ORLANDO — J.D. Sutton gives a truly moving performance as Oscar, even though he plays a man who could easily be described as annoying, petulant, cranky and sometimes totally insufferable.
Oscar is an elderly man in an expensive assisted living facility, mourning the death of his wife. Oscar can’t stand the idea of sleeping alone in the bed he shared with her for all those years, and he doesn’t want to live alone now, seen daily by caregivers. He’d much prefer living with his son Richard and his partner, David … except that David has finally convinced Richard to proceed with the adoption of a child, and they don’t anticipate having room for Oscar, or, with both them having full-time jobs, being able to properly care for him.
So Oscar complains a lot.

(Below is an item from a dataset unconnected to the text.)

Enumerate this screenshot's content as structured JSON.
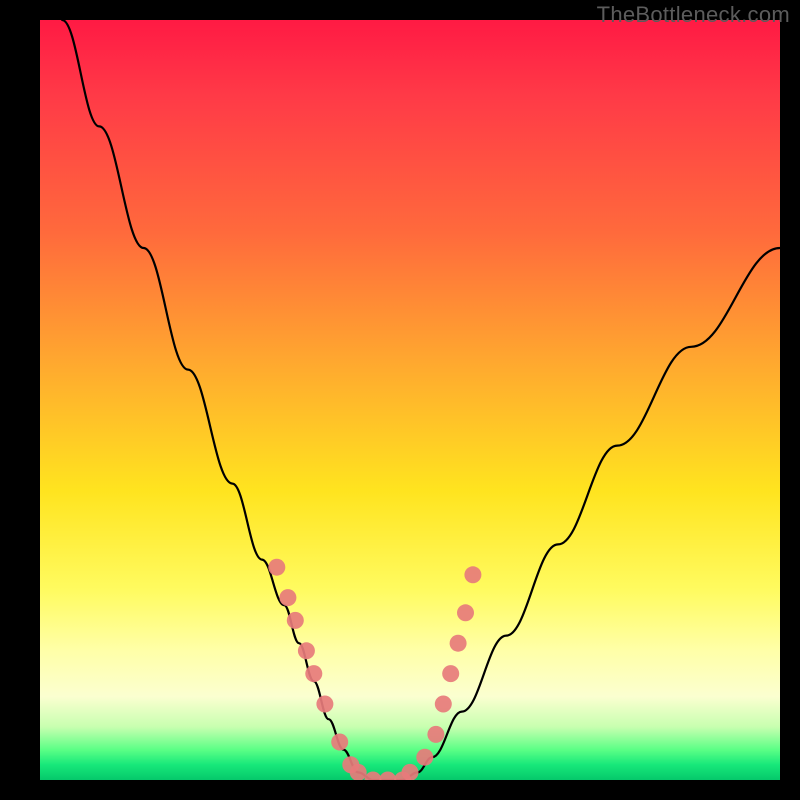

Yes, he has the occasional gentle moment, but overall he truly does find a lot in life to kvetch about, causing Richard and his sister Laura no end of grief and suffering.
No wonder Richard has a dream — and a deeply troubling one, he tells David — that his father had turned into a giant monster and started chasing him.

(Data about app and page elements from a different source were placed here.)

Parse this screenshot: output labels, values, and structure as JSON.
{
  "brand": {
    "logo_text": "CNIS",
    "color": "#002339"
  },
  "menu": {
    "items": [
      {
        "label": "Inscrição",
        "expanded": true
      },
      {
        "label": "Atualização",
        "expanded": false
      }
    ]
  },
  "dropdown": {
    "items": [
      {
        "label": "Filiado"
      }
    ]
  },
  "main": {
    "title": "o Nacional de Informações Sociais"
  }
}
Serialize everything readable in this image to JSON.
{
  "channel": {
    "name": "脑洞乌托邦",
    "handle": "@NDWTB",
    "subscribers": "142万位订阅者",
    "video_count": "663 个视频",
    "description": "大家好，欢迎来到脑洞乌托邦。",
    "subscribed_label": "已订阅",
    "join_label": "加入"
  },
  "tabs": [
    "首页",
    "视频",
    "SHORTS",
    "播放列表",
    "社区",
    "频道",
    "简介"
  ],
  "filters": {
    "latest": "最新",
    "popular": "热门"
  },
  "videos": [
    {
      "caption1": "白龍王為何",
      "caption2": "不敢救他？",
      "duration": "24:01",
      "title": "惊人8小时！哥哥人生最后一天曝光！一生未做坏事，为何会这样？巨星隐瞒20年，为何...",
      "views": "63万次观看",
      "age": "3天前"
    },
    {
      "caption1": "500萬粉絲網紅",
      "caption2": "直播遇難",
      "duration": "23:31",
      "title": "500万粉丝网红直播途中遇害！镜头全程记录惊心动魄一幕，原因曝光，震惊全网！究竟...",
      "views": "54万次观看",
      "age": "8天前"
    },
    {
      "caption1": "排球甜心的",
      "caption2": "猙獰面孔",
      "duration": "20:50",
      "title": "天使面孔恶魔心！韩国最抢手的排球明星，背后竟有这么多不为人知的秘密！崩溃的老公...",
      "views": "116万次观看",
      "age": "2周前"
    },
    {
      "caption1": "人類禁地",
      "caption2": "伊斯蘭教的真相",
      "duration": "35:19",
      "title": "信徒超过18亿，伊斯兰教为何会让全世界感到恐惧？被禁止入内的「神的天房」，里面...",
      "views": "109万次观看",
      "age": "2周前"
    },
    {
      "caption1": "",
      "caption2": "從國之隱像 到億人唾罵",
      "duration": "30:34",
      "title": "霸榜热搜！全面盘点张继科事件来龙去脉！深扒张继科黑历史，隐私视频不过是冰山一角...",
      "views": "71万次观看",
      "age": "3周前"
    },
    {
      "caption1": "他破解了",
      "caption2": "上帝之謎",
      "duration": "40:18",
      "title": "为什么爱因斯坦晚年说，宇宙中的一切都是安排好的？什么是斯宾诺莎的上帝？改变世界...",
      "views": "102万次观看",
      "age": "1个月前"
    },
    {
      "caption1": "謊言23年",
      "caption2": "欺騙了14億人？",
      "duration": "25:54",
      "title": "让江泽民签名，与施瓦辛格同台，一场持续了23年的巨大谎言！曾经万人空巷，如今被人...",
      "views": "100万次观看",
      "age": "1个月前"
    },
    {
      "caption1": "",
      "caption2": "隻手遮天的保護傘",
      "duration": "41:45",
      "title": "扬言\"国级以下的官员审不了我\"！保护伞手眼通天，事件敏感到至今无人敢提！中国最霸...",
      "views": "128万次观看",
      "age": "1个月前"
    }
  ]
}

Here’s a hint: if you go to the Orlando Shakespeare Theater to see their terrific production of “The Luckiest People,” pay careful attention to Richard as he describes that dream. It seems like a throwaway moment at first, a son so fed up with his overbearing and demanding elderly father that he’s even having nightmares about him … but it’s not. Listen closely.
“The Luckiest People” is the first in a series of three plays by Meridith Friedman, and I struggled at first to decide whether to call it a drama or a comedy. At lot of what happens in this play is very funny, thanks in particular to Sutton, who at his most crotchety can be side-splittingly funny, and from Suzanne O’Donnell as Laura, who has far less patience with her father than Richard does. There are few funnier scenes in the play than when Laura buys the wrong bagels and it nearly leads to a World War III moment with Oscar.
It’s also a play with a lot of dramatic scenes — some of them quite poignant, and others deeply sad. I finally decided to point out that the play accurately reflects the things we all experience in middle age — some of it annoyingly funny (for all the wrong reasons), and quite a bit of it becoming a genuine emotional struggle, especially when there are no easy answers and lots of potential for terribly hurt feelings among your loved ones. That’s a lot of what happens in this play, which to Friedman’s credit doesn’t strive for easy answers.
Laura, for example, lives far from her father and brother, and seems all too happy to head back home, leaving Richard to make the big decisions about his father’s care. There’s some tension between brother and sister, particularly when Richard finds Laura’s cell phone ringing and answers it — but starts to suspect that her reasons for coming out to visit them have nothing whatsoever to do with the family or the care being given to her father.
And there’s a growing tension between Richard and David as it becomes clear that David is far more enthusiastic about adopting a child than Richard is. That tension starts building when Richard reconsiders whether his father should move in with them.
But the most explosive relationship is between Richard and Oscar, who finally admits how much he resents his son for not taking extreme life-saving measures for his mother — who Richard insists didn’t want that. It leads to one of the play’s most agonizingly intimate and difficult to watch moments between them.
It’s easy to get caught up in the lives of this family, and to relate to what they’re going through. And I can’t imagine any way that the ending won’t take you completely by surprise, as it did with me.
Sutton and O’Donnell both pour all of their rich talent into their roles, although Steven Lane as Richard and Alexander Mrazek as David are equally moving in quieter roles. The play’s willingness to open us up to the most private, hurtful and distressing moments in the character’s lives makes for a wonderfully rewarding experience.
“The Luckiest People” is being performed now through April 29 at the theater at 812 E. Rollins St. in Loch Haven Park. The show runs for 1 hour and 45 minutes, with a 15 minute intermission.
Call the box office at 407-447-1700 for tickets and more information.
Michael Freeman is an Orlando journalist, playwright and author of the terrifying book “Bloody Rabbit”. Contact him at Freelineorlando@gmail.com or call 321-209-1561.